*DATA FOR THIS EXERCISE*.
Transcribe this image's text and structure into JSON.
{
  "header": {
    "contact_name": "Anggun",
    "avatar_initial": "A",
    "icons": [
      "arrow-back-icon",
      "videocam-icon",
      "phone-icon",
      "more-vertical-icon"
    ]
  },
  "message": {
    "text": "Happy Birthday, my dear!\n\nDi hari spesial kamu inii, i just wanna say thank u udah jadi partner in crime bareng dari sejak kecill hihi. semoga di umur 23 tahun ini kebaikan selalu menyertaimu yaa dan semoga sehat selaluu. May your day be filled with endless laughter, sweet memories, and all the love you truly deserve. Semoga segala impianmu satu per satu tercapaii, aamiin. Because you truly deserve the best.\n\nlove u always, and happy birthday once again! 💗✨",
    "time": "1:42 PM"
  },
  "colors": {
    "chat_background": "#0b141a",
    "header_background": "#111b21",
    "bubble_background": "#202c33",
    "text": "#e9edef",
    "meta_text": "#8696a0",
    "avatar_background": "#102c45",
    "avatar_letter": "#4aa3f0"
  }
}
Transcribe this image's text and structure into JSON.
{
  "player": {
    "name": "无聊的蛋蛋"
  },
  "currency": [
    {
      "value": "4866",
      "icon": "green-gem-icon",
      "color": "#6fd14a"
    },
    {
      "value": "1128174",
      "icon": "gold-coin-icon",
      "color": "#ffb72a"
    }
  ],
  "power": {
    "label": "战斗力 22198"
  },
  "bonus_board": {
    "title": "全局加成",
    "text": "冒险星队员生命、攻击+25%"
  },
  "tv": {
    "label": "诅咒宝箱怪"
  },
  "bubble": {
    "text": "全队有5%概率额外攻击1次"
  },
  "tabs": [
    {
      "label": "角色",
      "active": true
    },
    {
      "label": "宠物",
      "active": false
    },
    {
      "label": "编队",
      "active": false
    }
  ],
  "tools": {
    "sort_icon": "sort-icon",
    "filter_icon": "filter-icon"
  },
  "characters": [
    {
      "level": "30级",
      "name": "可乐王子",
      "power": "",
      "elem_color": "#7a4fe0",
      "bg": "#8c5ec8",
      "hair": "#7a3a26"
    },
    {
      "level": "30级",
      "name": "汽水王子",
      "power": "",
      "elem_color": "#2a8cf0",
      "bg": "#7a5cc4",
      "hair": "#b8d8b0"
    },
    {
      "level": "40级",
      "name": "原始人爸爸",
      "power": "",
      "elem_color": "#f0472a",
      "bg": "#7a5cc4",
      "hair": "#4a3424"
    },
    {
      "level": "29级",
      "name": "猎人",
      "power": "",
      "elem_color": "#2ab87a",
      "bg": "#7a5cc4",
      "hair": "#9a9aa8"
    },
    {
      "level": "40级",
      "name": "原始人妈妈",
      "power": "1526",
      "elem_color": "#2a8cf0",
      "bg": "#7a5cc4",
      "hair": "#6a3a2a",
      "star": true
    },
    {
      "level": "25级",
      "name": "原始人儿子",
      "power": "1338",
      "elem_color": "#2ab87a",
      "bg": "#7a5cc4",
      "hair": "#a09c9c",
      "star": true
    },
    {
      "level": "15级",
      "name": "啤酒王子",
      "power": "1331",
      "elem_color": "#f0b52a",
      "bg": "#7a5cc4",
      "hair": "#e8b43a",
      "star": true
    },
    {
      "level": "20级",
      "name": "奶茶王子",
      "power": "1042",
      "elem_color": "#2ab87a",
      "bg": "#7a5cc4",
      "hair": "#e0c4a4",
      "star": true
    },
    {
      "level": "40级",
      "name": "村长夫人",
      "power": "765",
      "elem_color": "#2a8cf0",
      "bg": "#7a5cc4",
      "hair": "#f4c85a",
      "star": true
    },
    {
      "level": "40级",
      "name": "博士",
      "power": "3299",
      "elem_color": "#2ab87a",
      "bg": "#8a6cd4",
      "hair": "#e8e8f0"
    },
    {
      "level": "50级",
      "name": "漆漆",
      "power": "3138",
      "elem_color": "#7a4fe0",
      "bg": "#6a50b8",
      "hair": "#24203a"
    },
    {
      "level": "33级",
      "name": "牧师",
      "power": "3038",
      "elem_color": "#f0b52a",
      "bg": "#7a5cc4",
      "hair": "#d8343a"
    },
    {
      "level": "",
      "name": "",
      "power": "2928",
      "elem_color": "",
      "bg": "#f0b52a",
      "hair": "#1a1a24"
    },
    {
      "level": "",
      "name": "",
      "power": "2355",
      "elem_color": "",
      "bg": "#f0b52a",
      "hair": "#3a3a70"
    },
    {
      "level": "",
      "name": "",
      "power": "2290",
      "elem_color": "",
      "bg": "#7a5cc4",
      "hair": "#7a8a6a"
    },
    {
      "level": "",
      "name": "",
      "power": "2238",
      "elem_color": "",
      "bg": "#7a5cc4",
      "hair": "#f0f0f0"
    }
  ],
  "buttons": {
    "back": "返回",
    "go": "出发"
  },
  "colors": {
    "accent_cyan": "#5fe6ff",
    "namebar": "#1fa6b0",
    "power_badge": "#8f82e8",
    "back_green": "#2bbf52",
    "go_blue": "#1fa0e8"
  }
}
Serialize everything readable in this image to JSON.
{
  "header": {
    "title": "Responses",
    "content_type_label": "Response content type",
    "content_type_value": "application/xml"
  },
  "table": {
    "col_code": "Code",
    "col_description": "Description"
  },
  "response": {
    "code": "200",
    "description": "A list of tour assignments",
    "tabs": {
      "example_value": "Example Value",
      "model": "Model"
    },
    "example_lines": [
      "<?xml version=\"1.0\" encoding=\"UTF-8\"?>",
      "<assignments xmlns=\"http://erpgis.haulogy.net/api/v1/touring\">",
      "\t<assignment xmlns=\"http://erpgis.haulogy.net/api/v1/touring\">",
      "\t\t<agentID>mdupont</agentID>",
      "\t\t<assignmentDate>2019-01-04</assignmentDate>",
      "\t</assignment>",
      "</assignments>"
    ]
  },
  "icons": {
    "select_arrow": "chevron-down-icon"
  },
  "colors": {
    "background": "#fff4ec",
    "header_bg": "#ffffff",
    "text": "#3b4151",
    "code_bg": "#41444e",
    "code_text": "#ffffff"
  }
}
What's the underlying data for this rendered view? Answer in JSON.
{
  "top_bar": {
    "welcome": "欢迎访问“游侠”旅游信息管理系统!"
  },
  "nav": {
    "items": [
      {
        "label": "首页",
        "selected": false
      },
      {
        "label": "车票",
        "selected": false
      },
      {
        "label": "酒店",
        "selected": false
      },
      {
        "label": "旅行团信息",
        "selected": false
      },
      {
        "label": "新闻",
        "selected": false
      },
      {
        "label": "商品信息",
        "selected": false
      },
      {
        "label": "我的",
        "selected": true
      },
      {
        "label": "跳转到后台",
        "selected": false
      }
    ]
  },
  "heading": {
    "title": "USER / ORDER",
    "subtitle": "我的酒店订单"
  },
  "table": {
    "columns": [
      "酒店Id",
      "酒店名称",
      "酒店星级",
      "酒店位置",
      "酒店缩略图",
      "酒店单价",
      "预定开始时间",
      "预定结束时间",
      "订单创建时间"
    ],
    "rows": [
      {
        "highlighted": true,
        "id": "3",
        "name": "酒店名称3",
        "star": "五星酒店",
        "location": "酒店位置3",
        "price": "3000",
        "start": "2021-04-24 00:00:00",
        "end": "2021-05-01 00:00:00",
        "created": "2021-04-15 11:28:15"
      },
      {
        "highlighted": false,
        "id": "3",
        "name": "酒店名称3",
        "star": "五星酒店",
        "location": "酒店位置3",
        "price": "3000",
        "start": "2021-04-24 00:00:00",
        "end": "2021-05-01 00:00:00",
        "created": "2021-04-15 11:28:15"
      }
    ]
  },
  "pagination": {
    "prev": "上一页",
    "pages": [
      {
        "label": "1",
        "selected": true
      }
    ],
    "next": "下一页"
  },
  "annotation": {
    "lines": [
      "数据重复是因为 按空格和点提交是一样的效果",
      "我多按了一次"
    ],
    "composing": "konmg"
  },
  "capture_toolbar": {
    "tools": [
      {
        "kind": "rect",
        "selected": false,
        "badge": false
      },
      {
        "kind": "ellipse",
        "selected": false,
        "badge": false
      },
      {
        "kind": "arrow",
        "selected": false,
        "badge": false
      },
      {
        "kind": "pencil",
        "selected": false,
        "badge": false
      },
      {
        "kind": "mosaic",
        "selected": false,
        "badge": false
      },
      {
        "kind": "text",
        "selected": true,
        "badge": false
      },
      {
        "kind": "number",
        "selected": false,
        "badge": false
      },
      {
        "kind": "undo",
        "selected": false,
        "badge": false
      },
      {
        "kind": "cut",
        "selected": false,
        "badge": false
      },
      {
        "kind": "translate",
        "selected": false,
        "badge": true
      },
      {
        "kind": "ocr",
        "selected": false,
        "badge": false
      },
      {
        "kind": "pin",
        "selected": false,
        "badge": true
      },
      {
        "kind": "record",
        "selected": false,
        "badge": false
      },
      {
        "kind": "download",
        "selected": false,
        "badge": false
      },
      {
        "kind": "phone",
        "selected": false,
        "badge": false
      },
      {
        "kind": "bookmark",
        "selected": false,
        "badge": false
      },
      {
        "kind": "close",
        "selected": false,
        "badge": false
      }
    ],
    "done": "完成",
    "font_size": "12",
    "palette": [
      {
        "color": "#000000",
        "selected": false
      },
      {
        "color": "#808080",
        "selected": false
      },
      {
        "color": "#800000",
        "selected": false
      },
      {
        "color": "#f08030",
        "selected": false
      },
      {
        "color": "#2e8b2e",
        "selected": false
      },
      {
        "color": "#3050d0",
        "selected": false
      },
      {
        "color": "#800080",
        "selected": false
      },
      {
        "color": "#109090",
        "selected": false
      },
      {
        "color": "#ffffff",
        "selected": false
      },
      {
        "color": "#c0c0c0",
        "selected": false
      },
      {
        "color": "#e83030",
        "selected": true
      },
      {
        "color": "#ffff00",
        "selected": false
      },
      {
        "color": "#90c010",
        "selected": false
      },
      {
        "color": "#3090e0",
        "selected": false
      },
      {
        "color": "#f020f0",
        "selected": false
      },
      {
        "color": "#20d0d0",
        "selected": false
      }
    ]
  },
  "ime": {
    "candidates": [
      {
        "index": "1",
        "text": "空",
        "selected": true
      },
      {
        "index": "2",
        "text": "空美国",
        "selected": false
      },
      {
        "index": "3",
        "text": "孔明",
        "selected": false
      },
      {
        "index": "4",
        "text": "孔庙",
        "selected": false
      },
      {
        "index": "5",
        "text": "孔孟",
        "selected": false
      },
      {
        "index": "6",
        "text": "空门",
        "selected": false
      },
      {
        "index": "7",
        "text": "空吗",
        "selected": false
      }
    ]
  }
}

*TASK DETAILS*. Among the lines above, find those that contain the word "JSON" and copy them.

*OUTPUT OF THE TASK*.
Transcribe this image's text and structure into JSON.
Transcribe this image's text and structure into JSON.
Serialize everything readable in this image to JSON.
What's the underlying data for this rendered view? Answer in JSON.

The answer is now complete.